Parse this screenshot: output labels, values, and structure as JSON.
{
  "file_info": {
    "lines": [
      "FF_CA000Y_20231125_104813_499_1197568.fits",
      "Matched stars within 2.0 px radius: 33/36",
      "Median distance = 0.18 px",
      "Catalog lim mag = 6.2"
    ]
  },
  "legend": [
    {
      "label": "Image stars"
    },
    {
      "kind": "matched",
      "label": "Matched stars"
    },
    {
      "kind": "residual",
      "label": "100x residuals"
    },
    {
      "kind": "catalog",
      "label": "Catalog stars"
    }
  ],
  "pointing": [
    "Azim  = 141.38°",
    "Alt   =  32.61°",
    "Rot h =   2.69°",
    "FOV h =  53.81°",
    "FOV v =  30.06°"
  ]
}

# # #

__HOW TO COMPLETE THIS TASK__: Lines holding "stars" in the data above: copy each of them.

__OUTPUT__:
      "Matched stars within 2.0 px radius: 33/36",
      "label": "Image stars"
      "label": "Matched stars"
      "label": "Catalog stars"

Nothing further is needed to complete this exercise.